Prime: adj. first in time, first in significance
Plant: n. vegetation
Pest: n. a plant or animal detrimental to humans or human concerns (as agriculture or livestock production)
I posted this unidentified plant pest last week and asked for help identifying it, so I could figure out how to attack it.
A sharp-eyed reader suggested that my plant pest was actually a lovely wildflower known as the marsh marigold or cowslip (Caltha palustris). And indeed the picture looked right.
But the description of its behavior didn’t match. The marsh marigold stays green all summer; mine disappears by June. The marsh marigold isn’t considered invasive.
Mine is DEFINITELY invasive. It’s not just in my asparagus bed now, it’s cozying up to a rose bush and I just found a plant in the midst of my ground cover by the front door.
I googled “marsh marigold” and “invasive” together and bingo! What is flourishing in my yard is the Lesser Celandine (Ranunculus ficaria). In the olden days it was known as “pilewort” and used to treat hemorrhoids (piles) because its tubers looked like them. (Well, it made medical sense back then…)
Removal will take persistence over several years because it spreads by every possible means: stem nodes AND seeds AND deeply rooted tiny tubers. The tubers are attached to the plant by the slimmest of long root hairs, and when you dig you break the root hairs and the tubers just smirk in their dark hiding places.

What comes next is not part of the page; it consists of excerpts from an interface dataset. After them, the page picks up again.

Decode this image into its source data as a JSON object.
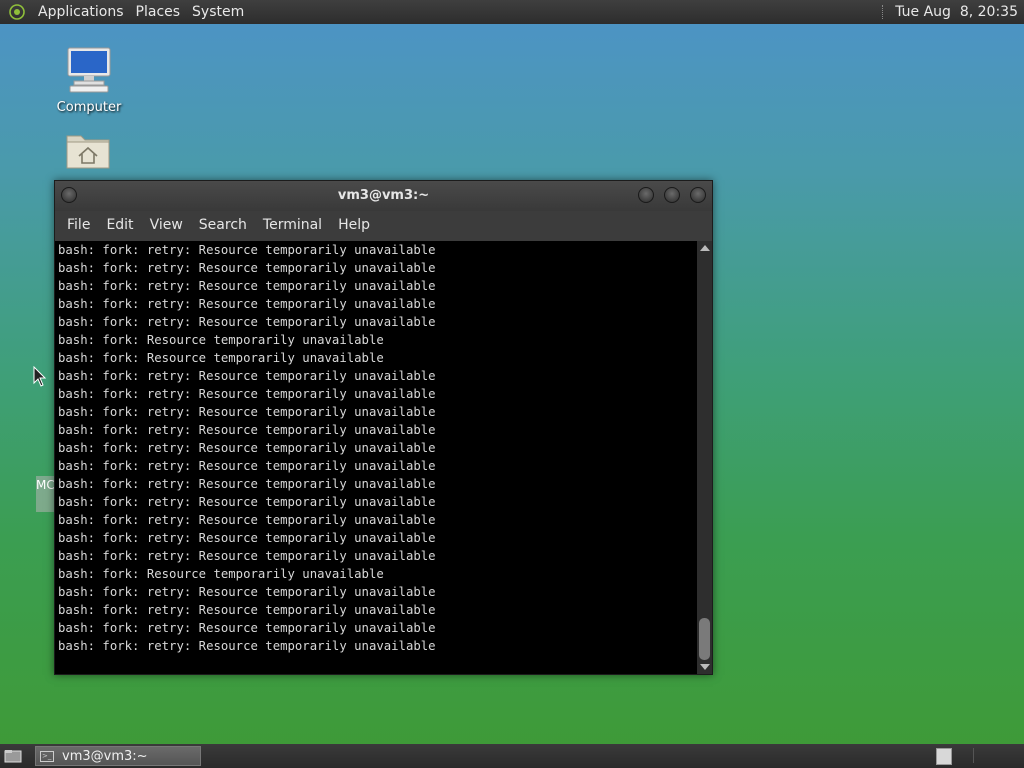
{
  "top_panel": {
    "menus": [
      "Applications",
      "Places",
      "System"
    ],
    "clock": "Tue Aug  8, 20:35"
  },
  "desktop": {
    "icons": [
      {
        "label": "Computer",
        "icon": "computer-icon"
      },
      {
        "label": "",
        "icon": "home-folder-icon"
      }
    ],
    "partial_label": "MC"
  },
  "terminal": {
    "title": "vm3@vm3:~",
    "menu": [
      "File",
      "Edit",
      "View",
      "Search",
      "Terminal",
      "Help"
    ],
    "lines": [
      "bash: fork: retry: Resource temporarily unavailable",
      "bash: fork: retry: Resource temporarily unavailable",
      "bash: fork: retry: Resource temporarily unavailable",
      "bash: fork: retry: Resource temporarily unavailable",
      "bash: fork: retry: Resource temporarily unavailable",
      "bash: fork: Resource temporarily unavailable",
      "bash: fork: Resource temporarily unavailable",
      "bash: fork: retry: Resource temporarily unavailable",
      "bash: fork: retry: Resource temporarily unavailable",
      "bash: fork: retry: Resource temporarily unavailable",
      "bash: fork: retry: Resource temporarily unavailable",
      "bash: fork: retry: Resource temporarily unavailable",
      "bash: fork: retry: Resource temporarily unavailable",
      "bash: fork: retry: Resource temporarily unavailable",
      "bash: fork: retry: Resource temporarily unavailable",
      "bash: fork: retry: Resource temporarily unavailable",
      "bash: fork: retry: Resource temporarily unavailable",
      "bash: fork: retry: Resource temporarily unavailable",
      "bash: fork: Resource temporarily unavailable",
      "bash: fork: retry: Resource temporarily unavailable",
      "bash: fork: retry: Resource temporarily unavailable",
      "bash: fork: retry: Resource temporarily unavailable",
      "bash: fork: retry: Resource temporarily unavailable"
    ]
  },
  "bottom_panel": {
    "task_label": "vm3@vm3:~"
  },
  "colors": {
    "panel": "#2d2d2d",
    "terminal_bg": "#000000",
    "terminal_fg": "#d8d8d8"
  }
}
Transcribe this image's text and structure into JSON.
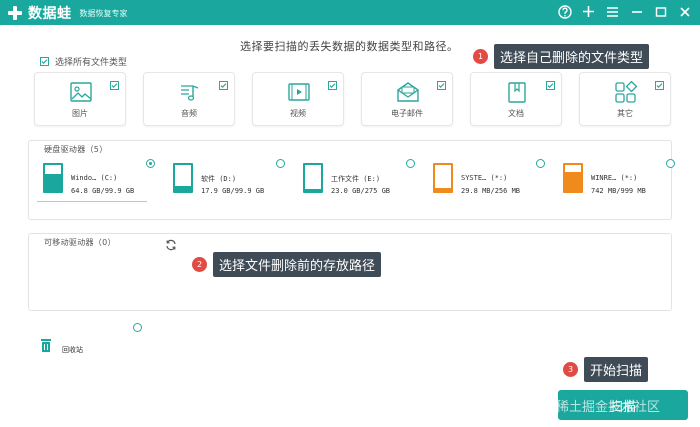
{
  "app": {
    "name": "数据蛙",
    "subtitle": "数据恢复专家"
  },
  "colors": {
    "brand": "#1aa89e",
    "annotation": "#e24a44",
    "callout_bg": "#3f4b56",
    "warn_drive": "#f08a1c"
  },
  "header": {
    "instruction": "选择要扫描的丢失数据的数据类型和路径。"
  },
  "select_all": {
    "label": "选择所有文件类型",
    "checked": true
  },
  "file_types": [
    {
      "label": "图片",
      "icon": "image-icon",
      "checked": true
    },
    {
      "label": "音频",
      "icon": "music-icon",
      "checked": true
    },
    {
      "label": "视频",
      "icon": "video-icon",
      "checked": true
    },
    {
      "label": "电子邮件",
      "icon": "email-icon",
      "checked": true
    },
    {
      "label": "文档",
      "icon": "document-icon",
      "checked": true
    },
    {
      "label": "其它",
      "icon": "other-icon",
      "checked": true
    }
  ],
  "hard_drives": {
    "title": "硬盘驱动器（5）",
    "drives": [
      {
        "name": "Windo… (C:)",
        "size": "64.8 GB/99.9 GB",
        "selected": true,
        "used_fraction": 0.65,
        "color": "#1aa89e"
      },
      {
        "name": "软件 (D:)",
        "size": "17.9 GB/99.9 GB",
        "selected": false,
        "used_fraction": 0.18,
        "color": "#1aa89e"
      },
      {
        "name": "工作文件 (E:)",
        "size": "23.0 GB/275 GB",
        "selected": false,
        "used_fraction": 0.08,
        "color": "#1aa89e"
      },
      {
        "name": "SYSTE… (*:)",
        "size": "29.8 MB/256 MB",
        "selected": false,
        "used_fraction": 0.12,
        "color": "#f08a1c"
      },
      {
        "name": "WINRE… (*:)",
        "size": "742 MB/999 MB",
        "selected": false,
        "used_fraction": 0.74,
        "color": "#f08a1c"
      }
    ]
  },
  "removable": {
    "title": "可移动驱动器（0）"
  },
  "recycle_bin": {
    "label": "回收站"
  },
  "annotations": [
    {
      "number": "1",
      "text": "选择自己删除的文件类型"
    },
    {
      "number": "2",
      "text": "选择文件删除前的存放路径"
    },
    {
      "number": "3",
      "text": "开始扫描"
    }
  ],
  "start_button": {
    "label": "扫描"
  },
  "watermark": "@稀土掘金技术社区"
}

Despite my normally organic practices I’m going to hit it with Roundup tomorrow – giving it 24 hours to be absorbed to the roots (I hope), and then I’m going to do my best to rout them with my shovel. Wish me luck.